(DATA RECORDS)
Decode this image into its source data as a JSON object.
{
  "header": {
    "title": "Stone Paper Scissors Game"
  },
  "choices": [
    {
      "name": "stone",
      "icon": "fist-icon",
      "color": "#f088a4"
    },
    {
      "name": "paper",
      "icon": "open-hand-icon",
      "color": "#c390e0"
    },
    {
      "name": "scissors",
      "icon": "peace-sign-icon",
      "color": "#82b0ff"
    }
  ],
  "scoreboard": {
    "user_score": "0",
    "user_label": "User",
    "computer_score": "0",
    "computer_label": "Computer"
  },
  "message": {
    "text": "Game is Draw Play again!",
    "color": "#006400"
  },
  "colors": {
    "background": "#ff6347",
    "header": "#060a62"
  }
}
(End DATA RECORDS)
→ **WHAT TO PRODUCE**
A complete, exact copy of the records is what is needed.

→ **RESPONSE AREA**
Decode this image into its source data as a JSON object.
{
  "header": {
    "title": "Stone Paper Scissors Game"
  },
  "choices": [
    {
      "name": "stone",
      "icon": "fist-icon",
      "color": "#f088a4"
    },
    {
      "name": "paper",
      "icon": "open-hand-icon",
      "color": "#c390e0"
    },
    {
      "name": "scissors",
      "icon": "peace-sign-icon",
      "color": "#82b0ff"
    }
  ],
  "scoreboard": {
    "user_score": "0",
    "user_label": "User",
    "computer_score": "0",
    "computer_label": "Computer"
  },
  "message": {
    "text": "Game is Draw Play again!",
    "color": "#006400"
  },
  "colors": {
    "background": "#ff6347",
    "header": "#060a62"
  }
}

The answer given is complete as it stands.